Art & Culture on the Southbank

Now that I’m technically a grown up, being 18 years old, my mother finds it difficult to buy Christmas presents for me. Even though I would’ve been quite content with a litre of vodka, I also received tickets to the Globe theater in London to see The Little Matchgirl (probably because I’m a literature student). Never seeing a play before in my life, I was unsure of what to expect. As she paid ¬£50 for each ticket, it felt only fitting that I take my mother (although I probably could’ve impressed the hell out of a tinder date). The show was at 7.30 we decided to spend the day enjoying the fruits of the Southbank, a strip along the Thames known for its art, culture and entertainment. Our first stop was at the Tate Modern.

I was amazed at the variety in the Tate. To be honest, I was expecting blank canvases and piles of garbage that are labelled as subjective, abstract political statements but was pleasantly suprised to see such pieces as that of Picasso.

The quote on this piece stood out to me for some reason, possibly due to the current political situation and the protests that were happening a few miles away in Westminster today. Protestors rudely interrupted the inauguration of President Trump yesterday during his message of peace and giving power back to the people. This quote seemed very relevant to the world’s response of America’s new leader.

Moving swiftly on from my controversial politics, I also enjoyed this study of the female form. The quick, harsh pen strokes suggest a sense of negativity and anger. The singular eye also stood out to me.

After we finished at the Tate, we didn’t know what to do for the remaining 2 hours so we walked along the river until we reached Borough Market. The street food from around the world was quite amazing, the Jamaican soul food, the Germans sausages, all in one place was quite beautiful and stood as a symbol of how we as a nation are accepting of all cultures.

After purchasing some weird oils and spices that my mother seems to like we went for a sort of pre-drinks at one of London’s oldest pubs. The old leather chairs and distressed wooden architecture was the perfect preparation for the historical architecture of the Globe theater.

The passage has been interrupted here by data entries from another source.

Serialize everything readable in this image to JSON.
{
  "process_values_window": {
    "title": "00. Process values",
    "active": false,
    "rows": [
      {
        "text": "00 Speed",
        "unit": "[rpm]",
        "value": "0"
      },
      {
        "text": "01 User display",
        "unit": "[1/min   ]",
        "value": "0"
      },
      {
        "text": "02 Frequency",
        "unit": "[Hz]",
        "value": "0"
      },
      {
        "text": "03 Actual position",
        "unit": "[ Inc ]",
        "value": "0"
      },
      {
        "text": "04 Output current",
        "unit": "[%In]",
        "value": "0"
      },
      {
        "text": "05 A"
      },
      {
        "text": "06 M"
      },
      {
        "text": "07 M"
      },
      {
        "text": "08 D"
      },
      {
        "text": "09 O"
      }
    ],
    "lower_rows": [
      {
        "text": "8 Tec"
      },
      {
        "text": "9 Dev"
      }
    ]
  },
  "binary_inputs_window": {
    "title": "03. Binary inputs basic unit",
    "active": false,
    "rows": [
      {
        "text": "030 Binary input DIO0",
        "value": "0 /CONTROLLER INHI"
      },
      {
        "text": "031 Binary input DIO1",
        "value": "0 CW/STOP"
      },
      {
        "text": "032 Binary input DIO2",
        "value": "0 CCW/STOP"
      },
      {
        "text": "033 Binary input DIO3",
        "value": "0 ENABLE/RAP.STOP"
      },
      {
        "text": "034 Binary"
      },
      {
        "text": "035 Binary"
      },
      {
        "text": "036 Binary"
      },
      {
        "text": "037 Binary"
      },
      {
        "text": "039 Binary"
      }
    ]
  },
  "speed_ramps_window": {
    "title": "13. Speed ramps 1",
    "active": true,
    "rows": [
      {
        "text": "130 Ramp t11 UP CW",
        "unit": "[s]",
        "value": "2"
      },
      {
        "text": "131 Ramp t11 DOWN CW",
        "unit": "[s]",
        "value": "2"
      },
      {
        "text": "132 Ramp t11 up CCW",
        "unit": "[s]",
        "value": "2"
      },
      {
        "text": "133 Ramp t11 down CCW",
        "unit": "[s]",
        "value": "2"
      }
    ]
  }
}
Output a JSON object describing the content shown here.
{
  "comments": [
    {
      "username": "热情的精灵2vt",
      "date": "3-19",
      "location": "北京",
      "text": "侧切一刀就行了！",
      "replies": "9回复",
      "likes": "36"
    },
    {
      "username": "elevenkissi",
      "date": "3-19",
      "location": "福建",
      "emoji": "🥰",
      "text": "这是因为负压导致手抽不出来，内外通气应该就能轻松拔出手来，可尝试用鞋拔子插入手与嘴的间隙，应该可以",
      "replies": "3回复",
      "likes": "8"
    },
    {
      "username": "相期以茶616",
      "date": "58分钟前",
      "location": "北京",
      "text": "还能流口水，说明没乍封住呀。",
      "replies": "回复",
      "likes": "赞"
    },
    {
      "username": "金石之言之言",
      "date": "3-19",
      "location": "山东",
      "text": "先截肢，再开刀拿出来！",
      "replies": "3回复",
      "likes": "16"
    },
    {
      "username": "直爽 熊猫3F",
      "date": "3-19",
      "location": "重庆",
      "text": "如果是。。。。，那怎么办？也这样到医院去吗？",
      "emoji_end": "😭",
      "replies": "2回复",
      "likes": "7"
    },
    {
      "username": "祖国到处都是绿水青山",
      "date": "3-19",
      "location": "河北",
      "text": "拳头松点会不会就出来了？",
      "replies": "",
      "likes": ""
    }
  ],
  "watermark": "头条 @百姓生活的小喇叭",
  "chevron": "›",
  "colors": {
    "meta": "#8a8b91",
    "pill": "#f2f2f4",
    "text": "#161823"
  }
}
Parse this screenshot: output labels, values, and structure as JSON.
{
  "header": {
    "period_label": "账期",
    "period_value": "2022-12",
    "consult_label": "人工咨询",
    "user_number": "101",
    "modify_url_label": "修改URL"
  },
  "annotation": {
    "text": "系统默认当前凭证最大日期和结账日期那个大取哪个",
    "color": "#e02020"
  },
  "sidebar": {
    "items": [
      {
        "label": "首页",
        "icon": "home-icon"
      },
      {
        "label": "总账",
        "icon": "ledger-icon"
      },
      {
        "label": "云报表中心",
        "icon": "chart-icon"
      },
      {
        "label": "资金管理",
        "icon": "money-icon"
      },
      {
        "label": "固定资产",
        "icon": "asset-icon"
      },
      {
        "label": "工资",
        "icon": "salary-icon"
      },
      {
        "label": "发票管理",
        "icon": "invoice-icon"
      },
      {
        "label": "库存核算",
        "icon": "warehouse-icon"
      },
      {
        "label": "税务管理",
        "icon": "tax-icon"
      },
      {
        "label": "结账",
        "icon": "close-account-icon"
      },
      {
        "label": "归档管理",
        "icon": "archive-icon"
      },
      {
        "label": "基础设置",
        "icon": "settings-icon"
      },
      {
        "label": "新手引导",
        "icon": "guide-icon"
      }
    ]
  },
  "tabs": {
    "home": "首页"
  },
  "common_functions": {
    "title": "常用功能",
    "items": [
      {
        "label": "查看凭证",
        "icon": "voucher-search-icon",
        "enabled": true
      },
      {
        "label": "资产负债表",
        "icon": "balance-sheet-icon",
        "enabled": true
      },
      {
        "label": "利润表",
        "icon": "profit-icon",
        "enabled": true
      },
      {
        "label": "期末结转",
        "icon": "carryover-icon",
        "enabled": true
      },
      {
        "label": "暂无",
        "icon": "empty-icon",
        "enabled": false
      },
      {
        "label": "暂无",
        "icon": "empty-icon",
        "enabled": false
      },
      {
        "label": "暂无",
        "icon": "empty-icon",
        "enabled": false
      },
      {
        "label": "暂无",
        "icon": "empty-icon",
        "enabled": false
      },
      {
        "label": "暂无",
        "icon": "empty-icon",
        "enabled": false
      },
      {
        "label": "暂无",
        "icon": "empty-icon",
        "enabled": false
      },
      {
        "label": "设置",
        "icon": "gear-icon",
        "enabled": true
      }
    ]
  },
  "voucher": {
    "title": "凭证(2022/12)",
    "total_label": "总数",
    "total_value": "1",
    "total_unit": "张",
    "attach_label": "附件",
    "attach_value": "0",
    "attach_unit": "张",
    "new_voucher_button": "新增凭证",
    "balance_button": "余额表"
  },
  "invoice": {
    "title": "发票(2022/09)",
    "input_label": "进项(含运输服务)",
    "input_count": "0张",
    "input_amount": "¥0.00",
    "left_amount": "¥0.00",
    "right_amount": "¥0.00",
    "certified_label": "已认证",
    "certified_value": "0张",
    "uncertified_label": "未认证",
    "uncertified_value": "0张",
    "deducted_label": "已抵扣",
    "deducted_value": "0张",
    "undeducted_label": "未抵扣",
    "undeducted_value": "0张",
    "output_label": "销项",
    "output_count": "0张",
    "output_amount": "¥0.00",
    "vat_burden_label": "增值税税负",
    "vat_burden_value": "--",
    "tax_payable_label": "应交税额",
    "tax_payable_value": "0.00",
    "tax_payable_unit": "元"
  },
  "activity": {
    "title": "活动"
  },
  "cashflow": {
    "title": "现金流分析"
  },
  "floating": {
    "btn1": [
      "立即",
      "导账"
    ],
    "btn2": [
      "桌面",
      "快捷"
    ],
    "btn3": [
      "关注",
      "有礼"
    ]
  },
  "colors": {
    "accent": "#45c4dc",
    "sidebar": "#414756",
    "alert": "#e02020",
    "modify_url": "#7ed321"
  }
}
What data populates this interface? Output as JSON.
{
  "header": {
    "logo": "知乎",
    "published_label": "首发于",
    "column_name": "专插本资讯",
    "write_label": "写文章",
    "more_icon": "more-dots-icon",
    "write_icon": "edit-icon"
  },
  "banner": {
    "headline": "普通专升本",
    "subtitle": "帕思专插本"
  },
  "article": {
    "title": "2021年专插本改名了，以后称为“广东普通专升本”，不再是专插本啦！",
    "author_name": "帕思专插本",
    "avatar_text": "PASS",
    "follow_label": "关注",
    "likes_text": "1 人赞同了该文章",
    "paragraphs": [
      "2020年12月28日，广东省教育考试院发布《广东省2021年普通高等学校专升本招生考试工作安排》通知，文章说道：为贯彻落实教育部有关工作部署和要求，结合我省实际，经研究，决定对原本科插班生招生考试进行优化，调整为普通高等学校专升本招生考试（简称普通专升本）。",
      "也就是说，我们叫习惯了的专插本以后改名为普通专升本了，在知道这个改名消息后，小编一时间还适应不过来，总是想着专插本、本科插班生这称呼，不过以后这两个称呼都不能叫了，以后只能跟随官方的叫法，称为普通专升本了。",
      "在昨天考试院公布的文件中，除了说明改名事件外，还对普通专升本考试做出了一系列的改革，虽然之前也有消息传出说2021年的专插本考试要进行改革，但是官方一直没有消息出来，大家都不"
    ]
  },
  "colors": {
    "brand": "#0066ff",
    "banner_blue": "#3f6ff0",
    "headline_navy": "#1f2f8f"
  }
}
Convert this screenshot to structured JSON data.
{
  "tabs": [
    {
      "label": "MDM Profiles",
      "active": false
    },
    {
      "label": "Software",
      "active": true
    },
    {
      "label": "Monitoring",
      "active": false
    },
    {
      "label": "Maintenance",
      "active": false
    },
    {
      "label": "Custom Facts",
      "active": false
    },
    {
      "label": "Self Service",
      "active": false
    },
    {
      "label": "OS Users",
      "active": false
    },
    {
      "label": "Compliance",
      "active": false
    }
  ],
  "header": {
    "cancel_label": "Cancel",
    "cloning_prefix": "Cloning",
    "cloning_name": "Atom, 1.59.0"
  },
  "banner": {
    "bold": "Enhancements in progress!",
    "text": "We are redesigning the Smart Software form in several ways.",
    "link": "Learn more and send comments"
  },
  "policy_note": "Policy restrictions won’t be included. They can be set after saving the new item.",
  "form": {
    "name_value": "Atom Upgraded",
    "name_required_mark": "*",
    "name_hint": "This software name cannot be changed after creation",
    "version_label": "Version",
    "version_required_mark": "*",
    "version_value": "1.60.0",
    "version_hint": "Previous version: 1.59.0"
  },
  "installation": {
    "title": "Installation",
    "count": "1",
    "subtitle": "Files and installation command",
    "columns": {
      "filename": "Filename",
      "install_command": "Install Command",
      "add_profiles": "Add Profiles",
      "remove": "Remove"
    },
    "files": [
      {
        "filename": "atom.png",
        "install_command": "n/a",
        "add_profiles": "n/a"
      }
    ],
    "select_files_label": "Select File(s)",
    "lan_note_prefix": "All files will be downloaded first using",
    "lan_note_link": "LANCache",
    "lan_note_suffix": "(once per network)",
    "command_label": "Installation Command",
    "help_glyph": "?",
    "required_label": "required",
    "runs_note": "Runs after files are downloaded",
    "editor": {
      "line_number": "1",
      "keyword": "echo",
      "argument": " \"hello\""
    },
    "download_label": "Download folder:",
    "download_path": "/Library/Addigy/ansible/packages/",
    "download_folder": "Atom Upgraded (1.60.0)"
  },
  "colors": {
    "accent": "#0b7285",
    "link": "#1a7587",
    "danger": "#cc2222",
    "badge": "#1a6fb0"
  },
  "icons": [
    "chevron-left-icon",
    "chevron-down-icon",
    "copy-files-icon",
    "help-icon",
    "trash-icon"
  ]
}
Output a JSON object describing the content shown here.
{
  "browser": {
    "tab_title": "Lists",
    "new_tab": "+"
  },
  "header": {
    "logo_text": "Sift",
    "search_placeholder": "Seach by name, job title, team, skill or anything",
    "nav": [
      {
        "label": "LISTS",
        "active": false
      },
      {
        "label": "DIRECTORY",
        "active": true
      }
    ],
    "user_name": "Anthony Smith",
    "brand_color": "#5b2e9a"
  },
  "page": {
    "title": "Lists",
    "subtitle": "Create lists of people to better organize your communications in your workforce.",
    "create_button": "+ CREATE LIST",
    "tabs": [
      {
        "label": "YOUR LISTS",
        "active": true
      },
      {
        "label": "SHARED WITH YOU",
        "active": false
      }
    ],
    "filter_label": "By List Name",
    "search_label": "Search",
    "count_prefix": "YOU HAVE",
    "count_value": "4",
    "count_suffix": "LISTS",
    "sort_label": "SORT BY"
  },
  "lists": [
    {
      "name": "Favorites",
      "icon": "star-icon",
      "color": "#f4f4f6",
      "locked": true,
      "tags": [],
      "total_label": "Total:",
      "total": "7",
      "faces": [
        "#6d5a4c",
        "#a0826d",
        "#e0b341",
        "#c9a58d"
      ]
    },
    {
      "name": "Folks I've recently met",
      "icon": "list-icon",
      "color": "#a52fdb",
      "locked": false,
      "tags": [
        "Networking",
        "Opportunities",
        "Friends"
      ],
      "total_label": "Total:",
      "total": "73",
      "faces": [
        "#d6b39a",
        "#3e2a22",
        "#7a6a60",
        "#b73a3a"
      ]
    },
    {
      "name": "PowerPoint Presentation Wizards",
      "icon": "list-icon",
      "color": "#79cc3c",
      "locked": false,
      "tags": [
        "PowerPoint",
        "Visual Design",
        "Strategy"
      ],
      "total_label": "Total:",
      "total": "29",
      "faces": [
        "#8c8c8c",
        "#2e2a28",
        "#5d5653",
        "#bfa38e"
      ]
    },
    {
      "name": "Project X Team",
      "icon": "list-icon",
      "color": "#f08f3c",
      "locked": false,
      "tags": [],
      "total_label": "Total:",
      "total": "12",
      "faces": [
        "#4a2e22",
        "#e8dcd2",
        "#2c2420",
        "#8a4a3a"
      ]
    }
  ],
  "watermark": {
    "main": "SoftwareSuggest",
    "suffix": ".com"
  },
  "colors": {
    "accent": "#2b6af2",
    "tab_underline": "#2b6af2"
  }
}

Before the show, we had an extremely fancy 3 course meal and cocktails at a restaurant joined on to the Globe.  This was probably the highlight of the day, especially after a month of my attempts at cooking food at uni. Nonetheless, I would highly recommend this restaurant if you ever happen to be in the area and fancy feeling upper class for a few hours.

I was unable to take many pictures inside the theater for obvious reasons but above is my view of the stage. It was quite spectacular with the musicians looming above and the small, intimate atmosphere created by the circular seating. The play itself was not entirely what I expected but very well done. It was a collection of stories by Hans Christian Anderson: Thumbellina, The Emperor’s New Suit and The Princess And The Pea, all told by a narrator to a little puppet girl. Due to the comedy and infantile tone of the performance, it felt similar to the cringe worthy pantomimes that celebs who have hit rock bottom appear in at Christmas at times. Nevertheless, the atmosphere of the theater and the talent of the actors was spectacular.

All in all I had a very enjoyable day. The intertwining of modern art, culture and history was quite amazing. The people, the food and the architecture all took my breath away and gave me a new appreciation for the beauty of what one can find on the Southbank.


December Drawings 

I was interested in the human form and expression of emotion last month. 

My first piece explores passion and the internal feeling of it conveyed as a physical form. A fluid object flying through the air, with two beings joining together as one. The pink heart shaped flare of light highlights the two lovers that may have otherwise been missed.

I decided to explore light and darkness in my second sketch, using the medium of charcoal. I drew from a leftover picture from when I photocopied my face (don’t ask…) to create a flat, squashed portion of my own face. A unique style of self portrait. I love the curves and contours in this piece as well as the darkness where the remainder of my appearance lies.